**Activity**
Make an exact copy of the entries, taking out every picture.
---- The records
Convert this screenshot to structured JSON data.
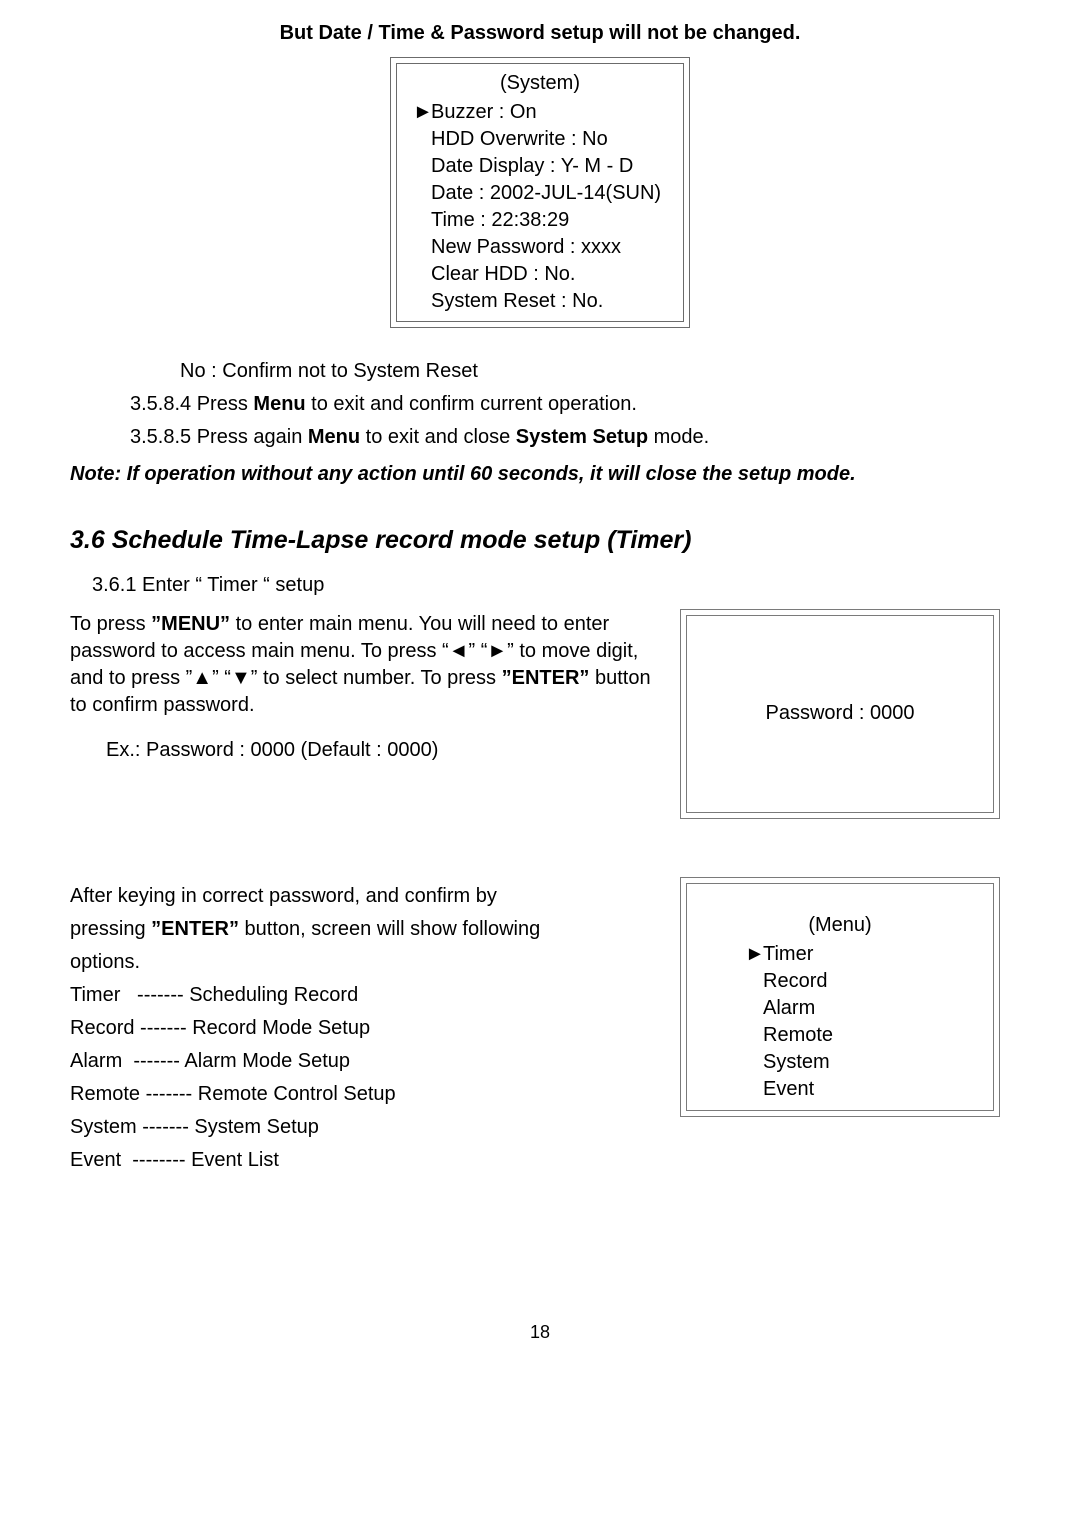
{
  "header": "But Date / Time & Password setup will not be changed.",
  "systemBox": {
    "title": "(System)",
    "pointer": "►",
    "rows": [
      "Buzzer : On",
      "HDD Overwrite : No",
      "Date Display : Y- M - D",
      "Date : 2002-JUL-14(SUN)",
      "Time : 22:38:29",
      "New Password : xxxx",
      "Clear HDD : No.",
      "System Reset : No."
    ]
  },
  "noLine": {
    "label": "No",
    "rest": " : Confirm not to System Reset"
  },
  "step4": {
    "prefix": "3.5.8.4 Press ",
    "bold": "Menu",
    "suffix": " to exit and confirm current operation."
  },
  "step5": {
    "prefix": "3.5.8.5 Press again ",
    "bold1": "Menu",
    "mid": " to exit and close ",
    "bold2": "System Setup",
    "suffix": " mode."
  },
  "note": "Note: If operation without any action until 60 seconds, it will close the setup mode.",
  "section36": {
    "heading": "3.6    Schedule Time-Lapse record mode setup (Timer)",
    "enterLabel": "3.6.1 Enter “ Timer “ setup",
    "para1a": "To press ",
    "para1b": "”MENU”",
    "para1c": " to enter main menu. You will need to enter password to access main menu. To press “◄” “►”   to move digit, and to press   ”▲” “▼” to select number. To press ",
    "para1d": "”ENTER”",
    "para1e": " button to confirm password.",
    "exLine": "Ex.: Password : 0000   (Default : 0000)"
  },
  "passwordBox": "Password : 0000",
  "afterBlock": {
    "line1": "After keying in correct password, and confirm by",
    "line2a": "pressing ",
    "line2b": "”ENTER”",
    "line2c": " button, screen will show following",
    "line3": "options.",
    "listLines": [
      "Timer   ------- Scheduling Record",
      "Record ------- Record Mode Setup",
      "Alarm  ------- Alarm Mode Setup",
      "Remote ------- Remote Control Setup",
      "System ------- System Setup",
      "Event  -------- Event List"
    ]
  },
  "menuBox": {
    "title": "(Menu)",
    "pointer": "►",
    "rows": [
      "Timer",
      "Record",
      "Alarm",
      "Remote",
      "System",
      "Event"
    ]
  },
  "pageNumber": "18"
}
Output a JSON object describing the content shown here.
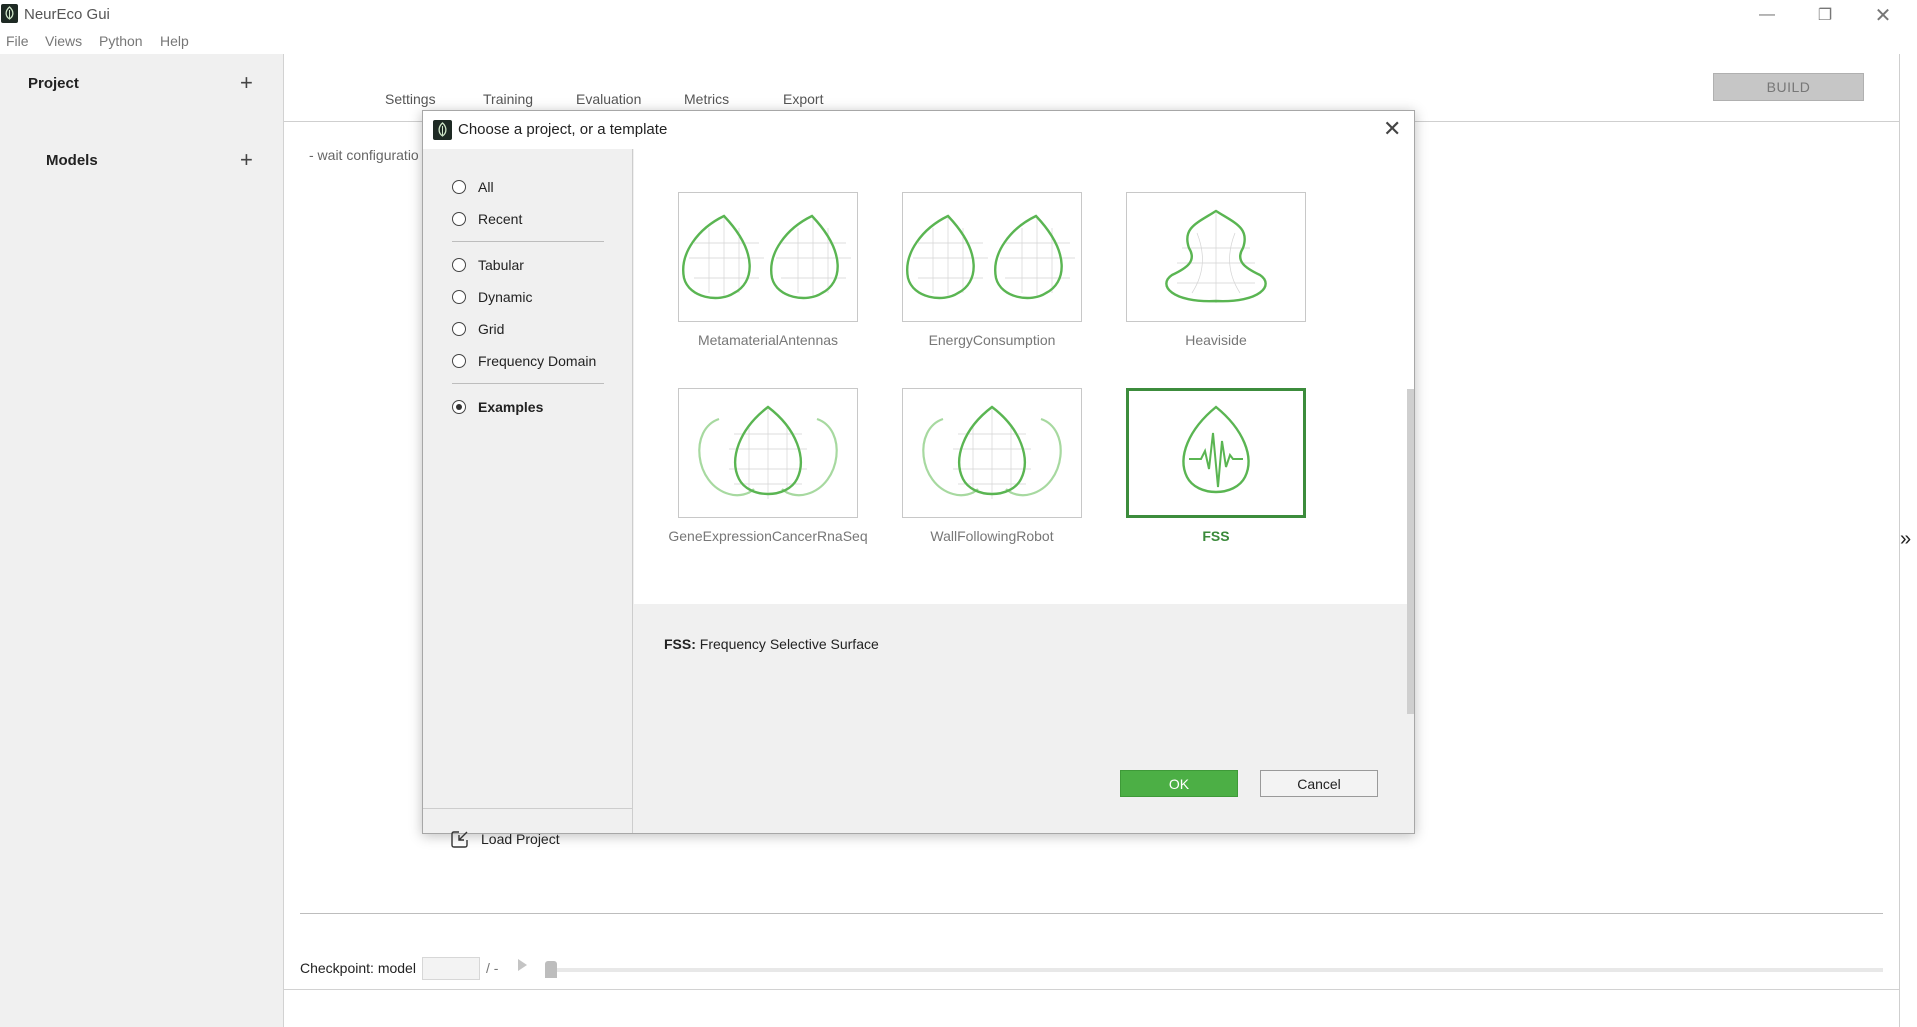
{
  "window": {
    "title": "NeurEco Gui"
  },
  "menu": [
    "File",
    "Views",
    "Python",
    "Help"
  ],
  "sidebar": {
    "project_label": "Project",
    "models_label": "Models"
  },
  "tabs": [
    "Settings",
    "Training",
    "Evaluation",
    "Metrics",
    "Export"
  ],
  "build_label": "BUILD",
  "status_text": "- wait configuratio",
  "checkpoint": {
    "label": "Checkpoint: model",
    "value": "",
    "total": "/ -",
    "slider_position": 0
  },
  "dialog": {
    "title": "Choose a project, or a template",
    "filters": [
      {
        "label": "All",
        "checked": false
      },
      {
        "label": "Recent",
        "checked": false
      },
      {
        "label": "Tabular",
        "checked": false
      },
      {
        "label": "Dynamic",
        "checked": false
      },
      {
        "label": "Grid",
        "checked": false
      },
      {
        "label": "Frequency Domain",
        "checked": false
      },
      {
        "label": "Examples",
        "checked": true
      }
    ],
    "load_project_label": "Load Project",
    "tiles": [
      {
        "label": "MetamaterialAntennas",
        "icon": "double-leaf-icon",
        "selected": false
      },
      {
        "label": "EnergyConsumption",
        "icon": "double-leaf-icon",
        "selected": false
      },
      {
        "label": "Heaviside",
        "icon": "vase-icon",
        "selected": false
      },
      {
        "label": "GeneExpressionCancerRnaSeq",
        "icon": "triple-leaf-icon",
        "selected": false
      },
      {
        "label": "WallFollowingRobot",
        "icon": "triple-leaf-icon",
        "selected": false
      },
      {
        "label": "FSS",
        "icon": "signal-leaf-icon",
        "selected": true
      }
    ],
    "description": {
      "name": "FSS:",
      "text": "Frequency Selective Surface"
    },
    "ok_label": "OK",
    "cancel_label": "Cancel"
  },
  "colors": {
    "accent": "#4caf45",
    "selected_border": "#3c8c3c",
    "icon_green": "#5ab552"
  }
}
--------
**Expected answer**
Convert this screenshot to structured JSON data.
{
  "header": "But Date / Time & Password setup will not be changed.",
  "systemBox": {
    "title": "(System)",
    "pointer": "►",
    "rows": [
      "Buzzer : On",
      "HDD Overwrite : No",
      "Date Display : Y- M - D",
      "Date : 2002-JUL-14(SUN)",
      "Time : 22:38:29",
      "New Password : xxxx",
      "Clear HDD : No.",
      "System Reset : No."
    ]
  },
  "noLine": {
    "label": "No",
    "rest": " : Confirm not to System Reset"
  },
  "step4": {
    "prefix": "3.5.8.4 Press ",
    "bold": "Menu",
    "suffix": " to exit and confirm current operation."
  },
  "step5": {
    "prefix": "3.5.8.5 Press again ",
    "bold1": "Menu",
    "mid": " to exit and close ",
    "bold2": "System Setup",
    "suffix": " mode."
  },
  "note": "Note: If operation without any action until 60 seconds, it will close the setup mode.",
  "section36": {
    "heading": "3.6    Schedule Time-Lapse record mode setup (Timer)",
    "enterLabel": "3.6.1 Enter “ Timer “ setup",
    "para1a": "To press ",
    "para1b": "”MENU”",
    "para1c": " to enter main menu. You will need to enter password to access main menu. To press “◄” “►”   to move digit, and to press   ”▲” “▼” to select number. To press ",
    "para1d": "”ENTER”",
    "para1e": " button to confirm password.",
    "exLine": "Ex.: Password : 0000   (Default : 0000)"
  },
  "passwordBox": "Password : 0000",
  "afterBlock": {
    "line1": "After keying in correct password, and confirm by",
    "line2a": "pressing ",
    "line2b": "”ENTER”",
    "line2c": " button, screen will show following",
    "line3": "options.",
    "listLines": [
      "Timer   ------- Scheduling Record",
      "Record ------- Record Mode Setup",
      "Alarm  ------- Alarm Mode Setup",
      "Remote ------- Remote Control Setup",
      "System ------- System Setup",
      "Event  -------- Event List"
    ]
  },
  "menuBox": {
    "title": "(Menu)",
    "pointer": "►",
    "rows": [
      "Timer",
      "Record",
      "Alarm",
      "Remote",
      "System",
      "Event"
    ]
  },
  "pageNumber": "18"
}
Output a JSON object describing the content shown here.
{
  "window": {
    "title": "NeurEco Gui"
  },
  "menu": [
    "File",
    "Views",
    "Python",
    "Help"
  ],
  "sidebar": {
    "project_label": "Project",
    "models_label": "Models"
  },
  "tabs": [
    "Settings",
    "Training",
    "Evaluation",
    "Metrics",
    "Export"
  ],
  "build_label": "BUILD",
  "status_text": "- wait configuratio",
  "checkpoint": {
    "label": "Checkpoint: model",
    "value": "",
    "total": "/ -",
    "slider_position": 0
  },
  "dialog": {
    "title": "Choose a project, or a template",
    "filters": [
      {
        "label": "All",
        "checked": false
      },
      {
        "label": "Recent",
        "checked": false
      },
      {
        "label": "Tabular",
        "checked": false
      },
      {
        "label": "Dynamic",
        "checked": false
      },
      {
        "label": "Grid",
        "checked": false
      },
      {
        "label": "Frequency Domain",
        "checked": false
      },
      {
        "label": "Examples",
        "checked": true
      }
    ],
    "load_project_label": "Load Project",
    "tiles": [
      {
        "label": "MetamaterialAntennas",
        "icon": "double-leaf-icon",
        "selected": false
      },
      {
        "label": "EnergyConsumption",
        "icon": "double-leaf-icon",
        "selected": false
      },
      {
        "label": "Heaviside",
        "icon": "vase-icon",
        "selected": false
      },
      {
        "label": "GeneExpressionCancerRnaSeq",
        "icon": "triple-leaf-icon",
        "selected": false
      },
      {
        "label": "WallFollowingRobot",
        "icon": "triple-leaf-icon",
        "selected": false
      },
      {
        "label": "FSS",
        "icon": "signal-leaf-icon",
        "selected": true
      }
    ],
    "description": {
      "name": "FSS:",
      "text": "Frequency Selective Surface"
    },
    "ok_label": "OK",
    "cancel_label": "Cancel"
  },
  "colors": {
    "accent": "#4caf45",
    "selected_border": "#3c8c3c",
    "icon_green": "#5ab552"
  }
}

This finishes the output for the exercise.